Data excerpts
# # # # #

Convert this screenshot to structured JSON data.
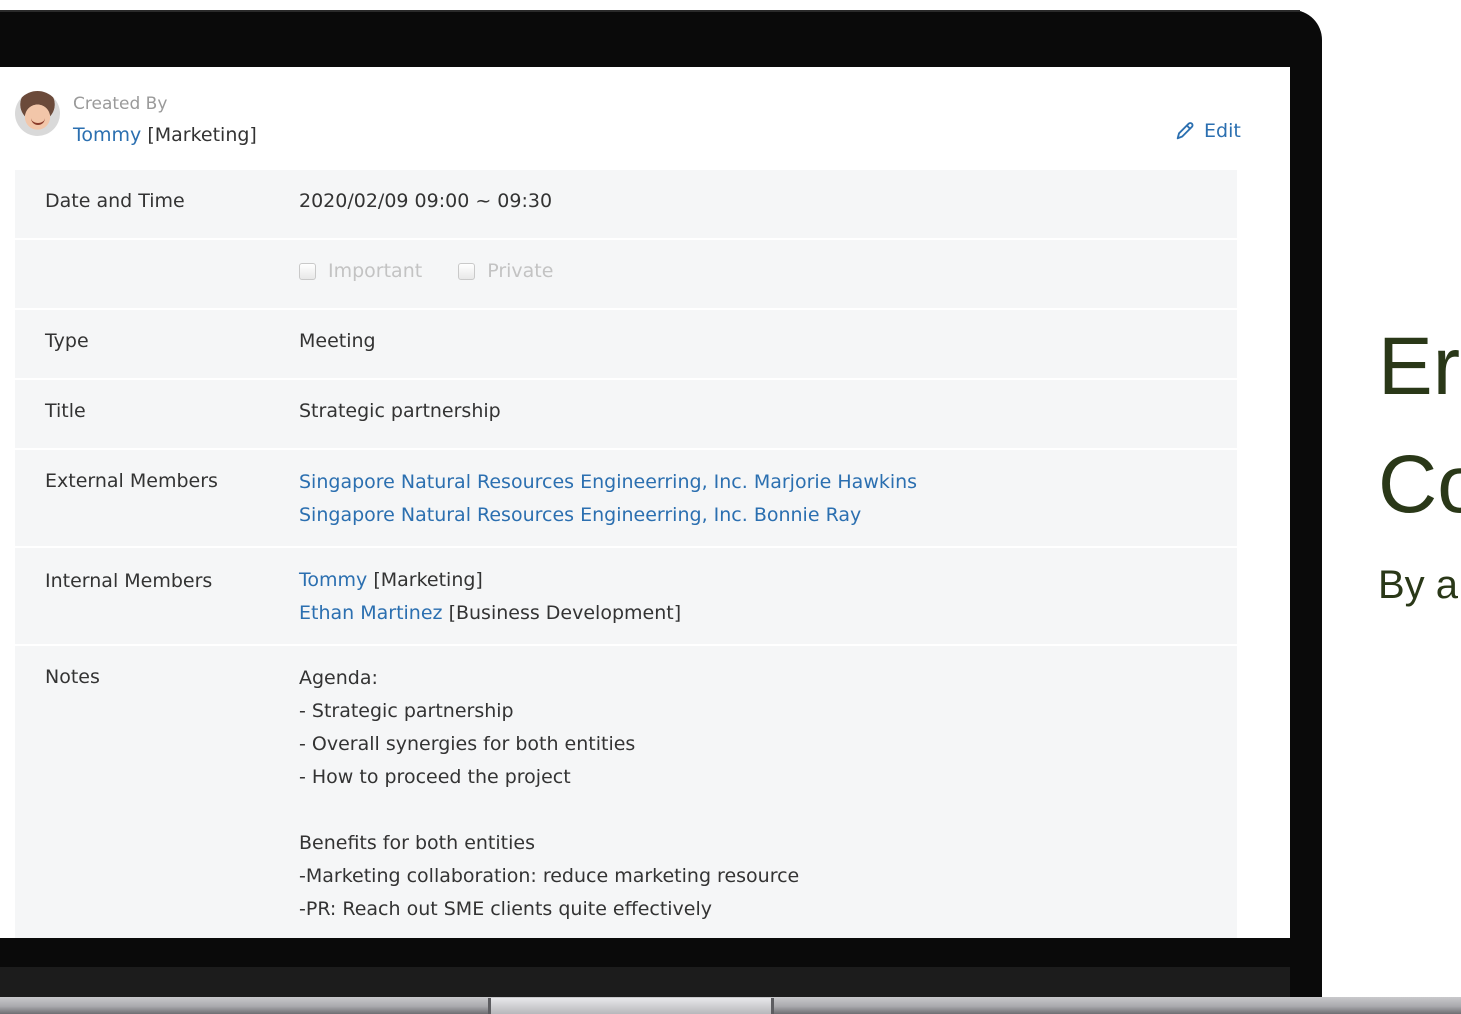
{
  "header": {
    "created_by_label": "Created By",
    "creator_name": "Tommy",
    "creator_dept": "[Marketing]",
    "edit_label": "Edit"
  },
  "details": {
    "date_time": {
      "label": "Date and Time",
      "value": "2020/02/09 09:00 ~ 09:30"
    },
    "flags": {
      "important": "Important",
      "private": "Private",
      "important_checked": false,
      "private_checked": false
    },
    "type": {
      "label": "Type",
      "value": "Meeting"
    },
    "title": {
      "label": "Title",
      "value": "Strategic partnership"
    },
    "external_members": {
      "label": "External Members",
      "items": [
        "Singapore Natural Resources Engineerring, Inc. Marjorie Hawkins",
        "Singapore Natural Resources Engineerring, Inc. Bonnie Ray"
      ]
    },
    "internal_members": {
      "label": "Internal Members",
      "items": [
        {
          "name": "Tommy",
          "dept": "[Marketing]"
        },
        {
          "name": "Ethan Martinez",
          "dept": "[Business Development]"
        }
      ]
    },
    "notes": {
      "label": "Notes",
      "lines": [
        "Agenda:",
        "- Strategic partnership",
        "- Overall synergies for both entities",
        "- How to proceed the project",
        "",
        "Benefits for both entities",
        "-Marketing collaboration: reduce marketing resource",
        "-PR: Reach out SME clients quite effectively"
      ]
    }
  },
  "promo": {
    "line1": "Er",
    "line2": "Co",
    "line3": "By a"
  },
  "colors": {
    "link": "#2b6fb0",
    "row_bg": "#f5f6f7",
    "promo_text": "#2a3818"
  }
}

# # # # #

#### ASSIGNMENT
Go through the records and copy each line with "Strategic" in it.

#### EXERCISE SOLUTION
      "value": "Strategic partnership"
        "- Strategic partnership",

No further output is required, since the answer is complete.